  • A young, unskilled woman was divorcing her older millionaire husband and declined to seek alimony because she had had an affair and felt guilty about it.  The court would order her husband to pay her alimony despite the fact she had had an affair because that was the law. If a spouse does not seek alimony at the outset of a divorce case, the law will not allow her to come back later and ask for a modification; therefore she would be stuck with her poor decision.
  • A married doctor was sued for paternity by a woman he impregnated.  The woman hired an attorney who attacked the doctor relentlessly, sending more than one lawyer to hearings and seeking unreasonably high attorney’s fees.  We argued that the paternity suit should have been a simple matter and the attorneys were merely trying to run up fees because they’d found a vulnerable “victim,” a doctor who had made a mistake. The doctor agreed to pay child support, but should not have to pay high attorney’s fees for what should have been a simple procedure.  The court saw through the attorneys arguments, sharply criticized them for making an attempt to enrich themselves at the expense of a vulnerable man and held his fee responsibility to a minimum. 
  • The State of Florida Department of Children and Families removed two teen-age daughters from both parents because one of the daughters complained that her father tried to molest her and her mother failed to protect her because she asked the child to take a lie detector test.  The mother of the children did ask the child to take a lie detector test because her husband denied he tried to molest the child and agreed to take a lie detector test himself.  This was unreasonable and would not meet the standard required for the state to remove children from their mother, which is, briefly, a question of whether the state prove child abuse, child abandonment or child neglect?  The state did everything it could to get the mother of these children to sign an agreement that the children were “in need of services,” and promised they would be returned to her as soon as she did.  The mother held out for as long as necessary to bring the case to trial.  On the day of trial, the state dismissed the case without calling a single witness.  This is a prime example of why we say Never Surrender, especially when the cause is righteous. 
  • A man had only supervised visitation once a week for a few hours with his daughter for many years because during his divorce, he became convinced that a domestic violence incident that occurred during the marriage would cause him to lose all contact with the child.  Therefore, he agreed during this divorce proceeding to the supervised visitation arrangement.  We did not represent him in the divorce and would not have recommended such a deal.   But in order to change the visitation agreement we had to prove there had been a substantial change of circumstances that would allow more regular visitation. After several failed attempts, we finally got the court to agree to an evaluation by an independent expert, who recommended regular visitation with the father.  This took years to accomplish.  Again, Never Surrender. 

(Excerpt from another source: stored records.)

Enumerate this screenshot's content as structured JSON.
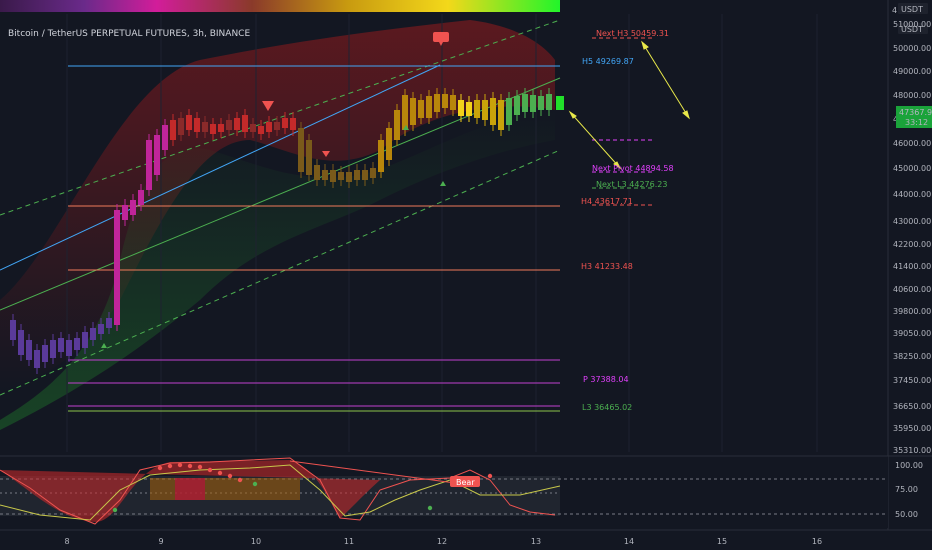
{
  "header": {
    "symbol_title": "Bitcoin / TetherUS PERPETUAL FUTURES, 3h, BINANCE",
    "currency": "USDT"
  },
  "price_axis": {
    "ticks": [
      "51000.00",
      "50000.00",
      "49000.00",
      "48000.00",
      "47000.00",
      "46000.00",
      "45000.00",
      "44000.00",
      "43000.00",
      "42200.00",
      "41400.00",
      "40600.00",
      "39800.00",
      "39050.00",
      "38250.00",
      "37450.00",
      "36650.00",
      "35950.00",
      "35310.00"
    ],
    "last_price": "47367.90",
    "countdown": "33:12",
    "top_label": "4"
  },
  "levels": [
    {
      "text": "Next H3 50459.31",
      "color": "#ef5350"
    },
    {
      "text": "H5 49269.87",
      "color": "#2196f3"
    },
    {
      "text": "Next Pivot 44894.58",
      "color": "#e040fb"
    },
    {
      "text": "Next L3 44276.23",
      "color": "#4caf50"
    },
    {
      "text": "H4 43617.71",
      "color": "#ef5350"
    },
    {
      "text": "H3 41233.48",
      "color": "#ef5350"
    },
    {
      "text": "P 37388.04",
      "color": "#e040fb"
    },
    {
      "text": "L3 36465.02",
      "color": "#4caf50"
    }
  ],
  "oscillator": {
    "ticks": [
      "100.00",
      "75.00",
      "50.00"
    ],
    "signal_label": "Bear"
  },
  "time_axis": {
    "ticks": [
      "8",
      "9",
      "10",
      "11",
      "12",
      "13",
      "14",
      "15",
      "16"
    ]
  },
  "colors": {
    "background": "#131722",
    "bull": "#26a69a",
    "bear": "#ef5350",
    "accent_magenta": "#e040fb",
    "arrow": "#e9e94a"
  }
}
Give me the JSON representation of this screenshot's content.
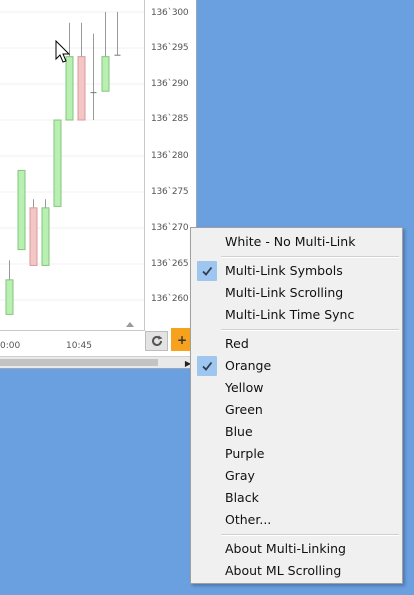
{
  "chart": {
    "y_axis_labels": [
      "136`300",
      "136`295",
      "136`290",
      "136`285",
      "136`280",
      "136`275",
      "136`270",
      "136`265",
      "136`260"
    ],
    "x_axis_labels": [
      "0:00",
      "10:45"
    ]
  },
  "chart_data": {
    "type": "candlestick",
    "ylim": [
      136.258,
      136.301
    ],
    "candles": [
      {
        "o": 136.2628,
        "h": 136.2655,
        "l": 136.2585,
        "c": 136.258,
        "dir": "up"
      },
      {
        "o": 136.278,
        "h": 136.278,
        "l": 136.267,
        "c": 136.267,
        "dir": "up"
      },
      {
        "o": 136.2728,
        "h": 136.274,
        "l": 136.2648,
        "c": 136.2648,
        "dir": "down"
      },
      {
        "o": 136.2728,
        "h": 136.274,
        "l": 136.2648,
        "c": 136.2648,
        "dir": "up"
      },
      {
        "o": 136.285,
        "h": 136.285,
        "l": 136.273,
        "c": 136.273,
        "dir": "up"
      },
      {
        "o": 136.2938,
        "h": 136.2985,
        "l": 136.285,
        "c": 136.285,
        "dir": "up"
      },
      {
        "o": 136.2938,
        "h": 136.2985,
        "l": 136.285,
        "c": 136.285,
        "dir": "down"
      },
      {
        "o": 136.2888,
        "h": 136.297,
        "l": 136.285,
        "c": 136.2888,
        "dir": "doji"
      },
      {
        "o": 136.2938,
        "h": 136.3,
        "l": 136.289,
        "c": 136.289,
        "dir": "up"
      },
      {
        "o": 136.294,
        "h": 136.3,
        "l": 136.294,
        "c": 136.294,
        "dir": "doji"
      }
    ]
  },
  "buttons": {
    "link_label": "+",
    "refresh_icon": "refresh-icon",
    "scroll_right_icon": "triangle-right-icon"
  },
  "menu": {
    "groups": [
      {
        "items": [
          {
            "label": "White - No Multi-Link",
            "checked": false
          }
        ]
      },
      {
        "items": [
          {
            "label": "Multi-Link Symbols",
            "checked": true
          },
          {
            "label": "Multi-Link Scrolling",
            "checked": false
          },
          {
            "label": "Multi-Link Time Sync",
            "checked": false
          }
        ]
      },
      {
        "items": [
          {
            "label": "Red",
            "checked": false
          },
          {
            "label": "Orange",
            "checked": true
          },
          {
            "label": "Yellow",
            "checked": false
          },
          {
            "label": "Green",
            "checked": false
          },
          {
            "label": "Blue",
            "checked": false
          },
          {
            "label": "Purple",
            "checked": false
          },
          {
            "label": "Gray",
            "checked": false
          },
          {
            "label": "Black",
            "checked": false
          },
          {
            "label": "Other...",
            "checked": false
          }
        ]
      },
      {
        "items": [
          {
            "label": "About Multi-Linking",
            "checked": false
          },
          {
            "label": "About ML Scrolling",
            "checked": false
          }
        ]
      }
    ]
  },
  "colors": {
    "desktop": "#6a9fe0",
    "up_candle": "#b7f0b0",
    "down_candle": "#f5c6c6",
    "link_orange": "#f6a21c",
    "check_highlight": "#9fc6ef"
  }
}
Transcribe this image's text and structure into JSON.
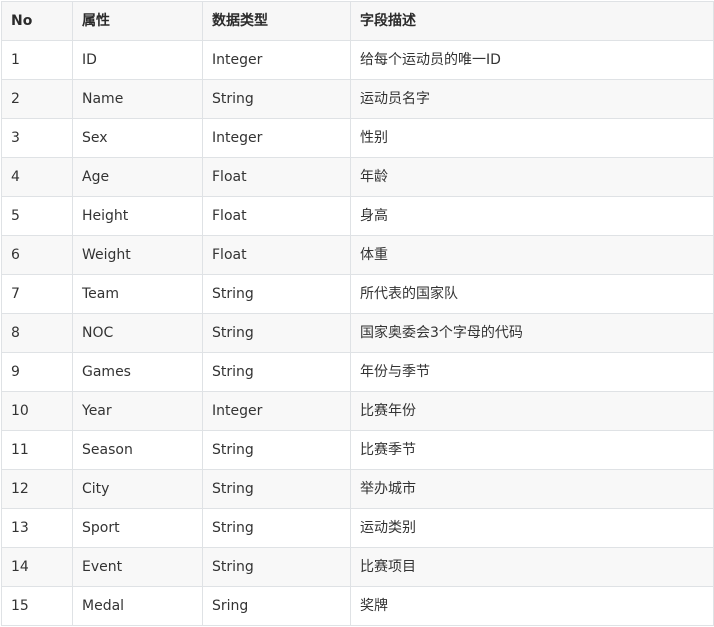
{
  "table": {
    "headers": [
      "No",
      "属性",
      "数据类型",
      "字段描述"
    ],
    "rows": [
      [
        "1",
        "ID",
        "Integer",
        "给每个运动员的唯一ID"
      ],
      [
        "2",
        "Name",
        "String",
        "运动员名字"
      ],
      [
        "3",
        "Sex",
        "Integer",
        "性别"
      ],
      [
        "4",
        "Age",
        "Float",
        "年龄"
      ],
      [
        "5",
        "Height",
        "Float",
        "身高"
      ],
      [
        "6",
        "Weight",
        "Float",
        "体重"
      ],
      [
        "7",
        "Team",
        "String",
        "所代表的国家队"
      ],
      [
        "8",
        "NOC",
        "String",
        "国家奥委会3个字母的代码"
      ],
      [
        "9",
        "Games",
        "String",
        "年份与季节"
      ],
      [
        "10",
        "Year",
        "Integer",
        "比赛年份"
      ],
      [
        "11",
        "Season",
        "String",
        "比赛季节"
      ],
      [
        "12",
        "City",
        "String",
        "举办城市"
      ],
      [
        "13",
        "Sport",
        "String",
        "运动类别"
      ],
      [
        "14",
        "Event",
        "String",
        "比赛项目"
      ],
      [
        "15",
        "Medal",
        "Sring",
        "奖牌"
      ]
    ]
  },
  "colors": {
    "border": "#dfe2e5",
    "header_bg": "#f7f7f7",
    "stripe_bg": "#f8f8f8",
    "text": "#333333"
  }
}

After a combined 42 years of practicing law, we have lots of these kinds of stories.  You should call the TampaLegalTeam with any questions you might have for a free consultation.